Every line in the entries that holds "time" should be identified and copied.
-- Data for the task follows --
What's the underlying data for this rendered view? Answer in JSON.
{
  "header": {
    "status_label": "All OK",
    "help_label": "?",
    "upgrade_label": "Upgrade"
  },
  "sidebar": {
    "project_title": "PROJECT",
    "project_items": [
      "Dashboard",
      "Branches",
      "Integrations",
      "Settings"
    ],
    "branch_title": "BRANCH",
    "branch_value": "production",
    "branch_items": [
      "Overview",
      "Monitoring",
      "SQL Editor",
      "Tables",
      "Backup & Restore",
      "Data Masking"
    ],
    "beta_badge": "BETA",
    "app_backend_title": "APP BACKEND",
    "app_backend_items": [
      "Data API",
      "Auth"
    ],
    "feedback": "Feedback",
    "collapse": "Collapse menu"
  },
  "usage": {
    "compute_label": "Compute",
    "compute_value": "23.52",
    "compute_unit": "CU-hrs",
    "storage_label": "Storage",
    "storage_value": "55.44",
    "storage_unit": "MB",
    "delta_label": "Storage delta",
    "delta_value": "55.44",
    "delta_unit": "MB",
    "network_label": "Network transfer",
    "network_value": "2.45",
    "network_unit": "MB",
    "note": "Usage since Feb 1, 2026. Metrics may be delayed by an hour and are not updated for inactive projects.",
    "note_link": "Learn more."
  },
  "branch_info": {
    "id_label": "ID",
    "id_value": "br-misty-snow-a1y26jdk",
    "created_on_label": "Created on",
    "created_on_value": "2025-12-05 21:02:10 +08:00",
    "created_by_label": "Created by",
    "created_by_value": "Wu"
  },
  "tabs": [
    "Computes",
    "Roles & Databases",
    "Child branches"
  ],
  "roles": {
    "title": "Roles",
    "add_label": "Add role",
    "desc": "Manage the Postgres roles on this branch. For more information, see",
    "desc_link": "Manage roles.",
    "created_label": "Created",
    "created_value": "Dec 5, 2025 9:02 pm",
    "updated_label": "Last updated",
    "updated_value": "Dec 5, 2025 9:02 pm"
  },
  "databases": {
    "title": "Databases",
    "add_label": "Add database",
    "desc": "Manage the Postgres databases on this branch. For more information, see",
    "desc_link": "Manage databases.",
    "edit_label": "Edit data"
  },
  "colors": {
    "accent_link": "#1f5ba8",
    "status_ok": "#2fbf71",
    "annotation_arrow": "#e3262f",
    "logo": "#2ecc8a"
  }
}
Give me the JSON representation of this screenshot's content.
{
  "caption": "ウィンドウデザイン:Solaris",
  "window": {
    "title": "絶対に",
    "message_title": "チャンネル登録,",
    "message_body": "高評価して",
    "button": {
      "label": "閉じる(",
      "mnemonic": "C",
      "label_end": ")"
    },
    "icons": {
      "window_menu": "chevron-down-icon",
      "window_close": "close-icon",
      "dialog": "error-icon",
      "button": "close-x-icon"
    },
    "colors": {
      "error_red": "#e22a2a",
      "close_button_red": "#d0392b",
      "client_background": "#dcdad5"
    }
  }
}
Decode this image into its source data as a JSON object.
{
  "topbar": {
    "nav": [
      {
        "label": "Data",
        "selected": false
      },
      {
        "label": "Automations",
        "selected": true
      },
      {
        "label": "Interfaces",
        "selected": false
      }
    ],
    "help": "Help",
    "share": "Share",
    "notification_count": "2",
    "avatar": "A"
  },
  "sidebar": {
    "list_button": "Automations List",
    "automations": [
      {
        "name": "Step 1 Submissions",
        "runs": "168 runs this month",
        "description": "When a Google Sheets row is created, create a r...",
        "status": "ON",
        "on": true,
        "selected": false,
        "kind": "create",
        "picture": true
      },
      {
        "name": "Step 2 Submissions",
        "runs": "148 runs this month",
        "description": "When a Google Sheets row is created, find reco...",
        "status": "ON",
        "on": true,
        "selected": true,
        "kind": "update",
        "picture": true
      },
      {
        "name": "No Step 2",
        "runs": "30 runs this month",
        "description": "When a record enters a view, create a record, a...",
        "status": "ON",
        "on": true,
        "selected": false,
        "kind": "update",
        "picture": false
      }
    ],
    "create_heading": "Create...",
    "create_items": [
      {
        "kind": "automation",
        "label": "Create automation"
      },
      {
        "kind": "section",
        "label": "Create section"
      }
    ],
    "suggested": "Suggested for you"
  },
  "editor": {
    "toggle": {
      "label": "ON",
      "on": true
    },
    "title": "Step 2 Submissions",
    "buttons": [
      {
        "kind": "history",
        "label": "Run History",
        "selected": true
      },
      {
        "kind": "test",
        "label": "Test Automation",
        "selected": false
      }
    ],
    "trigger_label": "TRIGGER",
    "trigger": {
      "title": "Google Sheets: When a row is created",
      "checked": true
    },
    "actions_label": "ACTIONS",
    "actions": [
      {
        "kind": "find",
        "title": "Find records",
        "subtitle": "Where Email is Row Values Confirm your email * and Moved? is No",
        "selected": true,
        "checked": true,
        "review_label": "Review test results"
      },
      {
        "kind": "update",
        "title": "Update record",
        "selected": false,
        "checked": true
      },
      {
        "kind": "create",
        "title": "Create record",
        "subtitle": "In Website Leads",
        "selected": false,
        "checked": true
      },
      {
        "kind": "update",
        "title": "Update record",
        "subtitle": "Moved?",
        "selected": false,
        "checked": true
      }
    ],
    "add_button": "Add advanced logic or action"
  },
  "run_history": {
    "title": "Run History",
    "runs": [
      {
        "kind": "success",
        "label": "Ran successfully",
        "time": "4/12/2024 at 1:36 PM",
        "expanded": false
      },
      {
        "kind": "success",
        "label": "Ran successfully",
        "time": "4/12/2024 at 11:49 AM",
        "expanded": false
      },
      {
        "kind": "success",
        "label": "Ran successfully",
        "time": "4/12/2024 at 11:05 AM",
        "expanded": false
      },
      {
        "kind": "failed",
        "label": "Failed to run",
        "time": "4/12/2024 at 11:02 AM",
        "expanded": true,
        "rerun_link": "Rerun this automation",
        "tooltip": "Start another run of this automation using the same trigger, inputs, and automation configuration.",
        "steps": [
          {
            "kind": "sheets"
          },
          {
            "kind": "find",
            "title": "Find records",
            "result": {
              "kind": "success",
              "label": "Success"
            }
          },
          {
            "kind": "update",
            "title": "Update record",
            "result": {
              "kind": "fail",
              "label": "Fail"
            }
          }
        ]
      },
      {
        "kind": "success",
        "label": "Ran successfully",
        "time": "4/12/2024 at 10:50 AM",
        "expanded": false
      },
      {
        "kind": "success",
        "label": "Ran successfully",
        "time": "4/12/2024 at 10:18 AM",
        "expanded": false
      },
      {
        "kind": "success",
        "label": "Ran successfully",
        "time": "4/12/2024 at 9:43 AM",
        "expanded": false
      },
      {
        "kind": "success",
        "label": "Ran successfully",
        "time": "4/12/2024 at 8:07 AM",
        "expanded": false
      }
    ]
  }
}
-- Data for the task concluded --
Solved exercise>
        "time": "4/12/2024 at 1:36 PM",
        "time": "4/12/2024 at 11:49 AM",
        "time": "4/12/2024 at 11:05 AM",
        "time": "4/12/2024 at 11:02 AM",
        "time": "4/12/2024 at 10:50 AM",
        "time": "4/12/2024 at 10:18 AM",
        "time": "4/12/2024 at 9:43 AM",
        "time": "4/12/2024 at 8:07 AM",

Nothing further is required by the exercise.